#### [Exercise instructions]
Please write out the listing exactly, with nothing altered.

#### [Information shown]
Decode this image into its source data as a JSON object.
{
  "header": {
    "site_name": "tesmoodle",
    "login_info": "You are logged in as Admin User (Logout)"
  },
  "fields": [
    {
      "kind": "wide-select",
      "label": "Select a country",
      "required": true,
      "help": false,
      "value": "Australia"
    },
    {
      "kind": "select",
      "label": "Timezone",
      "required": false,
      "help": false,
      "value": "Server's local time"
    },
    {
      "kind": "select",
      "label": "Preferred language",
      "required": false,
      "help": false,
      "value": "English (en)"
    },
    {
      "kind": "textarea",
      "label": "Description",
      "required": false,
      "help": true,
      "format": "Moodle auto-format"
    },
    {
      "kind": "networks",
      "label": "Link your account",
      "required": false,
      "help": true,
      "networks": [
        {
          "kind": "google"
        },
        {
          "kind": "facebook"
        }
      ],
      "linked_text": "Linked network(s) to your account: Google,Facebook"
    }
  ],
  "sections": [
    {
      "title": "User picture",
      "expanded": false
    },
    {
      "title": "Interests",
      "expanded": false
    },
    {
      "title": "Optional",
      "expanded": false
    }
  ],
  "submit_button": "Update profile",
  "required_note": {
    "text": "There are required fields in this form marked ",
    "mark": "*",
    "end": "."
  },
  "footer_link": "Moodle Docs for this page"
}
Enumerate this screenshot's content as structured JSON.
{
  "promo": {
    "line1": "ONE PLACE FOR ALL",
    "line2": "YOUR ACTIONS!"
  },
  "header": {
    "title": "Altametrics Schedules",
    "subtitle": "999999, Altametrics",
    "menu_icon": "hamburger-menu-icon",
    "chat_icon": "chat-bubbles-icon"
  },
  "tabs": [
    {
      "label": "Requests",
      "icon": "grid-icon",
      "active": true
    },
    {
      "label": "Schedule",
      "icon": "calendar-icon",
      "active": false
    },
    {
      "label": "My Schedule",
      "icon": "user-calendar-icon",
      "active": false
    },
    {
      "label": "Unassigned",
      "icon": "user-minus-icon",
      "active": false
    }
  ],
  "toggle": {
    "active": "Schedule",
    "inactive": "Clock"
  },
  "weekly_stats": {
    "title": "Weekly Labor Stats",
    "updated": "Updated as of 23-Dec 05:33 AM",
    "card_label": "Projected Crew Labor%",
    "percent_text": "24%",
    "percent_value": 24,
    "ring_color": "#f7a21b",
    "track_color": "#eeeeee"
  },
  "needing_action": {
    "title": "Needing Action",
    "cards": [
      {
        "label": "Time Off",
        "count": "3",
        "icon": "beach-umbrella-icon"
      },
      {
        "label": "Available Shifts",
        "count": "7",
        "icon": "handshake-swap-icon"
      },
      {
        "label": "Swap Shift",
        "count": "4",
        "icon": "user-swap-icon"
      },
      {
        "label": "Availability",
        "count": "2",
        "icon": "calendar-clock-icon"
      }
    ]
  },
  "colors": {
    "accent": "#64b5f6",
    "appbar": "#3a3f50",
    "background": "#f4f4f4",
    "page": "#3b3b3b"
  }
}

#### [Answer section]
Decode this image into its source data as a JSON object.
{
  "header": {
    "site_name": "tesmoodle",
    "login_info": "You are logged in as Admin User (Logout)"
  },
  "fields": [
    {
      "kind": "wide-select",
      "label": "Select a country",
      "required": true,
      "help": false,
      "value": "Australia"
    },
    {
      "kind": "select",
      "label": "Timezone",
      "required": false,
      "help": false,
      "value": "Server's local time"
    },
    {
      "kind": "select",
      "label": "Preferred language",
      "required": false,
      "help": false,
      "value": "English (en)"
    },
    {
      "kind": "textarea",
      "label": "Description",
      "required": false,
      "help": true,
      "format": "Moodle auto-format"
    },
    {
      "kind": "networks",
      "label": "Link your account",
      "required": false,
      "help": true,
      "networks": [
        {
          "kind": "google"
        },
        {
          "kind": "facebook"
        }
      ],
      "linked_text": "Linked network(s) to your account: Google,Facebook"
    }
  ],
  "sections": [
    {
      "title": "User picture",
      "expanded": false
    },
    {
      "title": "Interests",
      "expanded": false
    },
    {
      "title": "Optional",
      "expanded": false
    }
  ],
  "submit_button": "Update profile",
  "required_note": {
    "text": "There are required fields in this form marked ",
    "mark": "*",
    "end": "."
  },
  "footer_link": "Moodle Docs for this page"
}
Enumerate this screenshot's content as structured JSON.
{
  "promo": {
    "line1": "ONE PLACE FOR ALL",
    "line2": "YOUR ACTIONS!"
  },
  "header": {
    "title": "Altametrics Schedules",
    "subtitle": "999999, Altametrics",
    "menu_icon": "hamburger-menu-icon",
    "chat_icon": "chat-bubbles-icon"
  },
  "tabs": [
    {
      "label": "Requests",
      "icon": "grid-icon",
      "active": true
    },
    {
      "label": "Schedule",
      "icon": "calendar-icon",
      "active": false
    },
    {
      "label": "My Schedule",
      "icon": "user-calendar-icon",
      "active": false
    },
    {
      "label": "Unassigned",
      "icon": "user-minus-icon",
      "active": false
    }
  ],
  "toggle": {
    "active": "Schedule",
    "inactive": "Clock"
  },
  "weekly_stats": {
    "title": "Weekly Labor Stats",
    "updated": "Updated as of 23-Dec 05:33 AM",
    "card_label": "Projected Crew Labor%",
    "percent_text": "24%",
    "percent_value": 24,
    "ring_color": "#f7a21b",
    "track_color": "#eeeeee"
  },
  "needing_action": {
    "title": "Needing Action",
    "cards": [
      {
        "label": "Time Off",
        "count": "3",
        "icon": "beach-umbrella-icon"
      },
      {
        "label": "Available Shifts",
        "count": "7",
        "icon": "handshake-swap-icon"
      },
      {
        "label": "Swap Shift",
        "count": "4",
        "icon": "user-swap-icon"
      },
      {
        "label": "Availability",
        "count": "2",
        "icon": "calendar-clock-icon"
      }
    ]
  },
  "colors": {
    "accent": "#64b5f6",
    "appbar": "#3a3f50",
    "background": "#f4f4f4",
    "page": "#3b3b3b"
  }
}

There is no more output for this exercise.